But today, Dombeck asserted, public sentiment has changed. “We’re moving from an era where roads were considered a capital improvement to now, when they are considered a liability.”

While noting the agency has enough money to maintain only 17 percent of its roads, Dombeck failed to mention that this is largely due to his own policy initiatives, which have cut logging revenues by 75 percent.

Road repair no longer a priority

Arbitrary shifts in forest management policy, however, may not be within the Forest Service’s authority. In 1960, Congress passed the Multiple-Use, Sustained-Yield Act, which established that National Forests must be “managed for recreation, range, timber watershed, wildlife, and fish purposes.”

Nevertheless, many existing forest roads are being allowed to fall into such a sorry state of disrepair they have become unusable–even when local citizens offer to repair them at their own expense.

The most dramatic example to date of the Forest Service’s desire to allow roads to become unusable–regardless of cost or residents’ wishes–continues in the Humboldt-Toiybee National Forest, near Elko, Nevada, as we go to press.

When a section of the Jarbridge Road–a dirt road leading to a trailhead and several prized fishing and camping sites–washed out in 1995, the Forest Service refused to repair it, claiming such repairs would cause excessive run-off. Under increasing pressure to repair the road, Interior Secretary Bruce Babbitt declared the bull trout, which lives in the Jarbridge River, a “threatened species.” The Forest Service seized on that designation–which by law required no evidence or scientific proof–as justification for its continued refusal to repair the washout.

In late January, protesters in everything from horse-drawn wagons to off-road vehicles carried 10,000 shovels through Elko to demonstrate their determination to repair the road at their own expense and with their own labor. Reportedly, over 3,000 people in the town of little more than 8,000 lined the parade route. Some carried signs that said “Stop Clinton’s War on the West.”

“We have learned we must stand together, shoulder to shoulder, to defeat those who would destroy our way of life and the West as we know it,” John Carpenter, an Elko state assemblyman, told the demonstrators.

Governor Kenny Guinn agreed. In a letter to Carpenter, he wrote, “Since the vast majority of the public lands are in the West, perhaps the bureaucrats in Washington, DC, simply don’t understand the impact their decisions have on our western way of life.” Guinn added, “Sometimes the only way to get their attention is to stand up for our rights.”

In the face of overwhelming support from local residents and state government for reopening Jarbridge Road, the Clinton-Gore administration has stood firm, and its Forest Service continues to stand in the way of repairing the road.

Off-highway vehicles targeted, too

While Forest Service Deputy Chief Chris Wood told Environment & Climate News last fall that the service had not yet decided on the definition of a “roadless area,” it now appears to have fallen back on a 1977 definition, which says roadless areas are those “within which there are no improved roads maintained for travel by means of motorized vehicles intended for highway use.” That definition clearly would exclude roads used for timber, mining, and four-wheel drive recreation, as well as “unimproved” trails.

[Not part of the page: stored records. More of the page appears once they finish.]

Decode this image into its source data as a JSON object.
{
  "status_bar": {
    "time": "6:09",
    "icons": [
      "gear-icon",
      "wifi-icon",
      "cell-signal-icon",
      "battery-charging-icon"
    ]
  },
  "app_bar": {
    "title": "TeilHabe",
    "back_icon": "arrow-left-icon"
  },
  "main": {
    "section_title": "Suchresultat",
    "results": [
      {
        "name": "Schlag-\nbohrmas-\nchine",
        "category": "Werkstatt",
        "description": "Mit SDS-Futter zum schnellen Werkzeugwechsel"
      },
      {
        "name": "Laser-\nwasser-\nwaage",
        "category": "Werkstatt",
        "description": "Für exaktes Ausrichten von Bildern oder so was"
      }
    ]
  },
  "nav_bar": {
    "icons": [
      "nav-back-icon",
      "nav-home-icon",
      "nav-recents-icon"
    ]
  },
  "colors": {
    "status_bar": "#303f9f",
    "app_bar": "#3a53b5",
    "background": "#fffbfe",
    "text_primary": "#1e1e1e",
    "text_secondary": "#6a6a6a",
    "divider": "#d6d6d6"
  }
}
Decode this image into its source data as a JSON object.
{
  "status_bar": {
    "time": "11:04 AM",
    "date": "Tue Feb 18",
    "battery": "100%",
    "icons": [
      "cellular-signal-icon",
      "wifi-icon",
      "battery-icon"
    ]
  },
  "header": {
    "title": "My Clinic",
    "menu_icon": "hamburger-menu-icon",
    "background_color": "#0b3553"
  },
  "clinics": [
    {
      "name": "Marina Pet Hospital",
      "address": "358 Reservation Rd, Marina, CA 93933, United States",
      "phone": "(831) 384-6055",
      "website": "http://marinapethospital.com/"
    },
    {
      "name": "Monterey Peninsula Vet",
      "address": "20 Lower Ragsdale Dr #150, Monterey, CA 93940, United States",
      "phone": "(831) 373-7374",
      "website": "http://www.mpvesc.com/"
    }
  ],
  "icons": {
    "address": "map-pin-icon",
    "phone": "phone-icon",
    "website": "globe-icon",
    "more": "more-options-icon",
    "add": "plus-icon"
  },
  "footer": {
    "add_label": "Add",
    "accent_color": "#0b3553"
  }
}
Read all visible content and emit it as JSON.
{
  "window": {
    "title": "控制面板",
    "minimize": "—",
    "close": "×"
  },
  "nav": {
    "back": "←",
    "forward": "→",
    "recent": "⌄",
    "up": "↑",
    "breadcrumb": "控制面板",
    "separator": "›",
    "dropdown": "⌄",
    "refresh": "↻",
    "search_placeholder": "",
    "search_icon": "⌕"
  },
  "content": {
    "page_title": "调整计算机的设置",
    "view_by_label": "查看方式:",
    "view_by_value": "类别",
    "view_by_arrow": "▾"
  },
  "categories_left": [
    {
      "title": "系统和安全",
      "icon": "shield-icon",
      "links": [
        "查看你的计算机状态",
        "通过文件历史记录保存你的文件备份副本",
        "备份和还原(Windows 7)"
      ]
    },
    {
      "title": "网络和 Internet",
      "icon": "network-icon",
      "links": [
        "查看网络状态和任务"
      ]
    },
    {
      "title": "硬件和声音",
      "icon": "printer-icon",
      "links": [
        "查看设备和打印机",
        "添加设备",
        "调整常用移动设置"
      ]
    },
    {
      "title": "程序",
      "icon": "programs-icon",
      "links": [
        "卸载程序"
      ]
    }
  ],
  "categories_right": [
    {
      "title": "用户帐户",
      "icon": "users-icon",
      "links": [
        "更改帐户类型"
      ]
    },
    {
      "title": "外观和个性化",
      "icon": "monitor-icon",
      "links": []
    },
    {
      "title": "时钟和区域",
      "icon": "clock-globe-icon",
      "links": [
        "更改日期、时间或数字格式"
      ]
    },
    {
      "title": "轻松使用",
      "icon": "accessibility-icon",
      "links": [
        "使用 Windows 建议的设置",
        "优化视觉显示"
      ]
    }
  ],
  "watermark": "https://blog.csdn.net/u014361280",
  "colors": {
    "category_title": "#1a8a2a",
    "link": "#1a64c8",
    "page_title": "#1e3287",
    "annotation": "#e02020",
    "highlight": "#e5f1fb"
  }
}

Nevertheless, the Clinton-Gore administration continues to pursue efforts that would prevent forest access by off-highway vehicles. Wood has told his forest supervisors to limit off-highway vehicles to strictly designated areas. The Bureau of Land Management has announced a similar policy, blaming the increased use of such vehicles on “urban sprawl,” according to a BLM press release. The Associated Press, by contrast, has reported that industry and some government authorities attribute the increased use of off-highway vehicles to a booming economy, technical advances that have improved their performance, and an aging population that increasingly relies on them to access difficult-to-reach wilderness areas.